In terms of how my own view of the world brought me from there to here, I think it’s just a matter of looking at things creatively and figuring out, how can the challenges that we face, whether they be academic or political or specific to policy, how do those challenges get best solved in unique and creative ways?

If you were to go back to your middle school classroom and chat with them about what you do now, how would you describe your work? 

I think I would describe myself as a researcher first. I feel like that is something that they are super familiar with because that’s a lot of what they do, especially in middle school. [I would] explain that I do research on well-studied ways to strengthen public schools and make sure that they remain thriving throughout New Hampshire.

I know you have a particular interest in school funding, having worked with the Commission to Study School Funding in 2020. Why is this such an important topic to you? 

School funding is important to me for so many reasons. I grew up in New Hampshire. I went through public schools for the entirety of my education, from kindergarten all the way to master’s degree. I’m also an educator. I just have seen firsthand how those inequities can have a direct impact on students, teachers, families, parents, administrators – everyone is affected. What’s shocked me most is that districts that need funding most, that have big gaps that need to be filled, either academic gaps or budgetary gaps, are often the ones most harmed by the policies at the state level. And that I think is a real disservice to the students that have so much potential to do so well and to the families that only want the best for their kids, and yet unfortunately happen to be just 10 meters behind the starting block because property values in their town happen to be that much lower.

Read the interview here or listen to the full audio version here

James McKim: Teachers deserve more, school funding is complicated
Union Leader, James T. McKim, January 8, 2023

Ryan Terrell: Teachers deserve more, but schools aren’t underfunded
Union Leader, Ryan Terrell, January 2, 2023

NH parents seek teachable moment after racist death threat to son: ‘This is not right’ 
Seacoast Online, Melanie Matts, January 8, 2023

How did Colorado community colleges double their graduation rate? By better meeting student needs
Chalkbeat, Jason Gonzales, December 13, 2022

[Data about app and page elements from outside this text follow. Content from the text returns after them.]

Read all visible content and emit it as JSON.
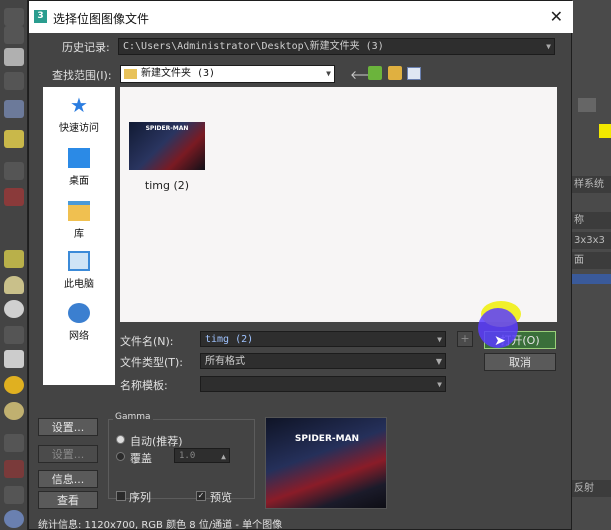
{
  "dialog": {
    "title": "选择位图图像文件",
    "title_icon": "3",
    "close_glyph": "✕",
    "history_label": "历史记录:",
    "history_value": "C:\\Users\\Administrator\\Desktop\\新建文件夹 (3)",
    "lookin_label": "查找范围(I):",
    "lookin_value": "新建文件夹 (3)",
    "filename_label": "文件名(N):",
    "filename_value": "timg (2)",
    "filetype_label": "文件类型(T):",
    "filetype_value": "所有格式",
    "template_label": "名称模板:",
    "template_value": "",
    "open_button": "打开(O)",
    "cancel_button": "取消",
    "plus_button": "+",
    "setup_button": "设置...",
    "setup2_button": "设置...",
    "info_button": "信息...",
    "view_button": "查看",
    "gamma_title": "Gamma",
    "gamma_auto": "自动(推荐)",
    "gamma_override": "覆盖",
    "gamma_value": "1.0",
    "sequence_label": "序列",
    "preview_label": "预览",
    "preview_checked": true,
    "stats": "统计信息:  1120x700, RGB 颜色 8 位/通道 - 单个图像"
  },
  "places": [
    {
      "label": "快速访问",
      "icon": "star-icon"
    },
    {
      "label": "桌面",
      "icon": "desktop-icon"
    },
    {
      "label": "库",
      "icon": "library-icon"
    },
    {
      "label": "此电脑",
      "icon": "computer-icon"
    },
    {
      "label": "网络",
      "icon": "network-icon"
    }
  ],
  "files": [
    {
      "name": "timg (2)",
      "thumb_text": "SPIDER-MAN"
    }
  ],
  "preview_text": "SPIDER-MAN",
  "right_panel": {
    "rows": [
      "样系统",
      "称",
      "3x3x3",
      "面",
      "反射"
    ]
  },
  "colors": {
    "dialog_bg": "#444444",
    "open_button_bg": "#3a6f3a",
    "accent_yellow": "#f0f014",
    "cursor_highlight": "#5a3cff"
  }
}
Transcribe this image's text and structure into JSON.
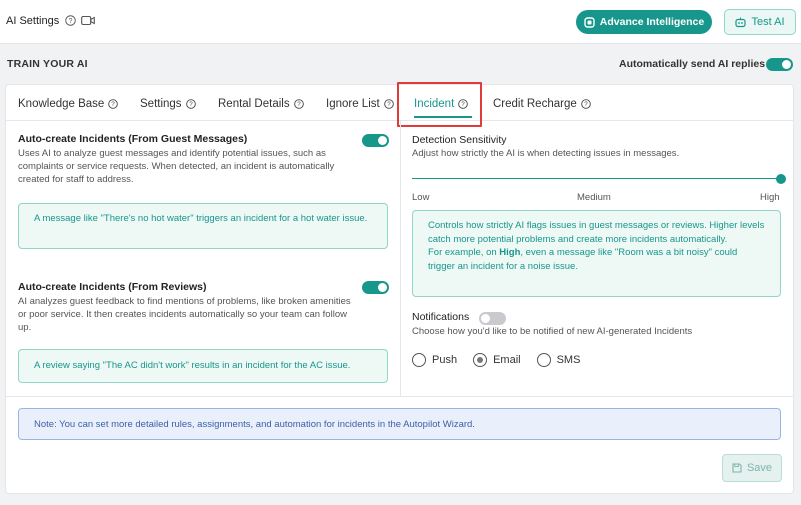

How School Funding Falls Short, by the Numbers
Education Week, Mark Lieberman, December 28, 2022

PROOF POINTS: The lesson the arts teach
Hechinger Report, Jill Barshay, January 2, 2023